■ GIVEN ENTRIES:
◆ ◆ ◆ ◆ ◆ ◆ ◆

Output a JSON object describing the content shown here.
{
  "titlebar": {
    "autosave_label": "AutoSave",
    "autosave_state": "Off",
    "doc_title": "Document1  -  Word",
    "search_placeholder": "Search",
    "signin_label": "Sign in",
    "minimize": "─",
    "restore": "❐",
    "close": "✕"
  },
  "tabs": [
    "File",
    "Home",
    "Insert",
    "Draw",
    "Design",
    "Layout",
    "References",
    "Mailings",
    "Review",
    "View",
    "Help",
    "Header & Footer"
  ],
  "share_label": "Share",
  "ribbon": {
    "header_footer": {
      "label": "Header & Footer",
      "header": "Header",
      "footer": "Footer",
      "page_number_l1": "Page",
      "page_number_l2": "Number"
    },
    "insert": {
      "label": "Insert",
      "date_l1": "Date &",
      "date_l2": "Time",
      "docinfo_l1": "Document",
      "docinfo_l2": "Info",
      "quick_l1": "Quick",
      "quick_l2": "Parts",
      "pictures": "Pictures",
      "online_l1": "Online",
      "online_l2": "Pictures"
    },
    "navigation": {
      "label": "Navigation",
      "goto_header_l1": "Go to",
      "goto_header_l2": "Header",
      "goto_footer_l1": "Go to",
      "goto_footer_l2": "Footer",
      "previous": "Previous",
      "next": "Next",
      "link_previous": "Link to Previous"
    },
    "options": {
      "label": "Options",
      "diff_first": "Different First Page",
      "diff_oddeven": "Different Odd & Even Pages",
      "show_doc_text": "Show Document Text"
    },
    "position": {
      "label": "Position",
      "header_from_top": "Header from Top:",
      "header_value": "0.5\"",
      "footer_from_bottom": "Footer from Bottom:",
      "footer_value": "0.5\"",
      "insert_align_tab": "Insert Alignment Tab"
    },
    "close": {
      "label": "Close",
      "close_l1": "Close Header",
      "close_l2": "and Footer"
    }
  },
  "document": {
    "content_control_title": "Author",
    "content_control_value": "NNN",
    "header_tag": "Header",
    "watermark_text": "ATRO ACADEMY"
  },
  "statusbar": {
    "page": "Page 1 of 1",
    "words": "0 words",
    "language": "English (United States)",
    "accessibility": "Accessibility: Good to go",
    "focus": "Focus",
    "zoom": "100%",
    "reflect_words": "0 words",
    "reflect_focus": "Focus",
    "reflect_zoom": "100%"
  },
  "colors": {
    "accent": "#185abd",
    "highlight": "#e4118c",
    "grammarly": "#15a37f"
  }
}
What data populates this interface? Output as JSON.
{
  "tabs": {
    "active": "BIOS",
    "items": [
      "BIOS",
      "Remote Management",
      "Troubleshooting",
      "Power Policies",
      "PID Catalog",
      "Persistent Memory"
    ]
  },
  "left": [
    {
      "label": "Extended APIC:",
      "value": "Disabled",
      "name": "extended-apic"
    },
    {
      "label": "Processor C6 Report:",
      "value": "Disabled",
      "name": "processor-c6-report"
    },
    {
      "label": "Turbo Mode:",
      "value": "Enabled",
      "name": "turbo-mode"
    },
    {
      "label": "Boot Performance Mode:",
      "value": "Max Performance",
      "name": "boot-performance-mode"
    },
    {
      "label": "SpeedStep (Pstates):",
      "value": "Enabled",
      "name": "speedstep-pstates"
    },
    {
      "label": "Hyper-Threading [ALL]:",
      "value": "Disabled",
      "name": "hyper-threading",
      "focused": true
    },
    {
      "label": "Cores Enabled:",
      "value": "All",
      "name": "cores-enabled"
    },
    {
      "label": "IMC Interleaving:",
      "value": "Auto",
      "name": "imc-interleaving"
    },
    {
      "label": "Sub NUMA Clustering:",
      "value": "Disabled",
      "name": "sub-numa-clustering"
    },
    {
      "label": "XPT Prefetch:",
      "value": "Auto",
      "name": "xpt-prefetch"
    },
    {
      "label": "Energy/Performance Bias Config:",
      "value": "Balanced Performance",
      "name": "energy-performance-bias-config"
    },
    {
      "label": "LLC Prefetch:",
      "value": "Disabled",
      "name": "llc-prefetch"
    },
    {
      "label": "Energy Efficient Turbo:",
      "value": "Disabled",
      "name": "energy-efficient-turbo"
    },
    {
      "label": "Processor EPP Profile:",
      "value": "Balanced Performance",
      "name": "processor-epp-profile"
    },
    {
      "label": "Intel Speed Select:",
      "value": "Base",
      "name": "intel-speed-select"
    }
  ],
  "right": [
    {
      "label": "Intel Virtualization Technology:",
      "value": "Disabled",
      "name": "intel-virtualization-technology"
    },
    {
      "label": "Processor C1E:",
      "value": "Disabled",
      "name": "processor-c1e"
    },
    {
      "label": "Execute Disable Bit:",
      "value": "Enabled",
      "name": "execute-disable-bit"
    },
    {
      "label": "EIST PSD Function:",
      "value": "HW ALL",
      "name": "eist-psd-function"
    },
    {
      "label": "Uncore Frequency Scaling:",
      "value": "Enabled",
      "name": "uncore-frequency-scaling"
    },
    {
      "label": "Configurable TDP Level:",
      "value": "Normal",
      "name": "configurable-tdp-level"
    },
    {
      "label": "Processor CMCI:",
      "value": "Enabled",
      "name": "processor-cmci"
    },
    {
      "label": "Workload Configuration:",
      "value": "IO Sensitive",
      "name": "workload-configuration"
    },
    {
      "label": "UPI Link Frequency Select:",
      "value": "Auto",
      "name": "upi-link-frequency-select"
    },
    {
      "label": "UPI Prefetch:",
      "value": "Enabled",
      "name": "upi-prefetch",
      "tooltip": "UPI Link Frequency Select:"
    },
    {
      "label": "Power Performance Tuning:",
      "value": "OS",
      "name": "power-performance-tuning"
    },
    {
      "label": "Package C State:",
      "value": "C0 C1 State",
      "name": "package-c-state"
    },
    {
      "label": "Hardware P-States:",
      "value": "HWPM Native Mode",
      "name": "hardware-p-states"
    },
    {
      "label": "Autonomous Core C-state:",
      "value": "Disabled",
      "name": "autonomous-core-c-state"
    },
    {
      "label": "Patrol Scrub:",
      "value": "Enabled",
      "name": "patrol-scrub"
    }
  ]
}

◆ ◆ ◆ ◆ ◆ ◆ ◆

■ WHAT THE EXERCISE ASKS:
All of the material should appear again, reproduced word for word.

■ REPLY TO THE TASK:
Output a JSON object describing the content shown here.
{
  "titlebar": {
    "autosave_label": "AutoSave",
    "autosave_state": "Off",
    "doc_title": "Document1  -  Word",
    "search_placeholder": "Search",
    "signin_label": "Sign in",
    "minimize": "─",
    "restore": "❐",
    "close": "✕"
  },
  "tabs": [
    "File",
    "Home",
    "Insert",
    "Draw",
    "Design",
    "Layout",
    "References",
    "Mailings",
    "Review",
    "View",
    "Help",
    "Header & Footer"
  ],
  "share_label": "Share",
  "ribbon": {
    "header_footer": {
      "label": "Header & Footer",
      "header": "Header",
      "footer": "Footer",
      "page_number_l1": "Page",
      "page_number_l2": "Number"
    },
    "insert": {
      "label": "Insert",
      "date_l1": "Date &",
      "date_l2": "Time",
      "docinfo_l1": "Document",
      "docinfo_l2": "Info",
      "quick_l1": "Quick",
      "quick_l2": "Parts",
      "pictures": "Pictures",
      "online_l1": "Online",
      "online_l2": "Pictures"
    },
    "navigation": {
      "label": "Navigation",
      "goto_header_l1": "Go to",
      "goto_header_l2": "Header",
      "goto_footer_l1": "Go to",
      "goto_footer_l2": "Footer",
      "previous": "Previous",
      "next": "Next",
      "link_previous": "Link to Previous"
    },
    "options": {
      "label": "Options",
      "diff_first": "Different First Page",
      "diff_oddeven": "Different Odd & Even Pages",
      "show_doc_text": "Show Document Text"
    },
    "position": {
      "label": "Position",
      "header_from_top": "Header from Top:",
      "header_value": "0.5\"",
      "footer_from_bottom": "Footer from Bottom:",
      "footer_value": "0.5\"",
      "insert_align_tab": "Insert Alignment Tab"
    },
    "close": {
      "label": "Close",
      "close_l1": "Close Header",
      "close_l2": "and Footer"
    }
  },
  "document": {
    "content_control_title": "Author",
    "content_control_value": "NNN",
    "header_tag": "Header",
    "watermark_text": "ATRO ACADEMY"
  },
  "statusbar": {
    "page": "Page 1 of 1",
    "words": "0 words",
    "language": "English (United States)",
    "accessibility": "Accessibility: Good to go",
    "focus": "Focus",
    "zoom": "100%",
    "reflect_words": "0 words",
    "reflect_focus": "Focus",
    "reflect_zoom": "100%"
  },
  "colors": {
    "accent": "#185abd",
    "highlight": "#e4118c",
    "grammarly": "#15a37f"
  }
}
What data populates this interface? Output as JSON.
{
  "tabs": {
    "active": "BIOS",
    "items": [
      "BIOS",
      "Remote Management",
      "Troubleshooting",
      "Power Policies",
      "PID Catalog",
      "Persistent Memory"
    ]
  },
  "left": [
    {
      "label": "Extended APIC:",
      "value": "Disabled",
      "name": "extended-apic"
    },
    {
      "label": "Processor C6 Report:",
      "value": "Disabled",
      "name": "processor-c6-report"
    },
    {
      "label": "Turbo Mode:",
      "value": "Enabled",
      "name": "turbo-mode"
    },
    {
      "label": "Boot Performance Mode:",
      "value": "Max Performance",
      "name": "boot-performance-mode"
    },
    {
      "label": "SpeedStep (Pstates):",
      "value": "Enabled",
      "name": "speedstep-pstates"
    },
    {
      "label": "Hyper-Threading [ALL]:",
      "value": "Disabled",
      "name": "hyper-threading",
      "focused": true
    },
    {
      "label": "Cores Enabled:",
      "value": "All",
      "name": "cores-enabled"
    },
    {
      "label": "IMC Interleaving:",
      "value": "Auto",
      "name": "imc-interleaving"
    },
    {
      "label": "Sub NUMA Clustering:",
      "value": "Disabled",
      "name": "sub-numa-clustering"
    },
    {
      "label": "XPT Prefetch:",
      "value": "Auto",
      "name": "xpt-prefetch"
    },
    {
      "label": "Energy/Performance Bias Config:",
      "value": "Balanced Performance",
      "name": "energy-performance-bias-config"
    },
    {
      "label": "LLC Prefetch:",
      "value": "Disabled",
      "name": "llc-prefetch"
    },
    {
      "label": "Energy Efficient Turbo:",
      "value": "Disabled",
      "name": "energy-efficient-turbo"
    },
    {
      "label": "Processor EPP Profile:",
      "value": "Balanced Performance",
      "name": "processor-epp-profile"
    },
    {
      "label": "Intel Speed Select:",
      "value": "Base",
      "name": "intel-speed-select"
    }
  ],
  "right": [
    {
      "label": "Intel Virtualization Technology:",
      "value": "Disabled",
      "name": "intel-virtualization-technology"
    },
    {
      "label": "Processor C1E:",
      "value": "Disabled",
      "name": "processor-c1e"
    },
    {
      "label": "Execute Disable Bit:",
      "value": "Enabled",
      "name": "execute-disable-bit"
    },
    {
      "label": "EIST PSD Function:",
      "value": "HW ALL",
      "name": "eist-psd-function"
    },
    {
      "label": "Uncore Frequency Scaling:",
      "value": "Enabled",
      "name": "uncore-frequency-scaling"
    },
    {
      "label": "Configurable TDP Level:",
      "value": "Normal",
      "name": "configurable-tdp-level"
    },
    {
      "label": "Processor CMCI:",
      "value": "Enabled",
      "name": "processor-cmci"
    },
    {
      "label": "Workload Configuration:",
      "value": "IO Sensitive",
      "name": "workload-configuration"
    },
    {
      "label": "UPI Link Frequency Select:",
      "value": "Auto",
      "name": "upi-link-frequency-select"
    },
    {
      "label": "UPI Prefetch:",
      "value": "Enabled",
      "name": "upi-prefetch",
      "tooltip": "UPI Link Frequency Select:"
    },
    {
      "label": "Power Performance Tuning:",
      "value": "OS",
      "name": "power-performance-tuning"
    },
    {
      "label": "Package C State:",
      "value": "C0 C1 State",
      "name": "package-c-state"
    },
    {
      "label": "Hardware P-States:",
      "value": "HWPM Native Mode",
      "name": "hardware-p-states"
    },
    {
      "label": "Autonomous Core C-state:",
      "value": "Disabled",
      "name": "autonomous-core-c-state"
    },
    {
      "label": "Patrol Scrub:",
      "value": "Enabled",
      "name": "patrol-scrub"
    }
  ]
}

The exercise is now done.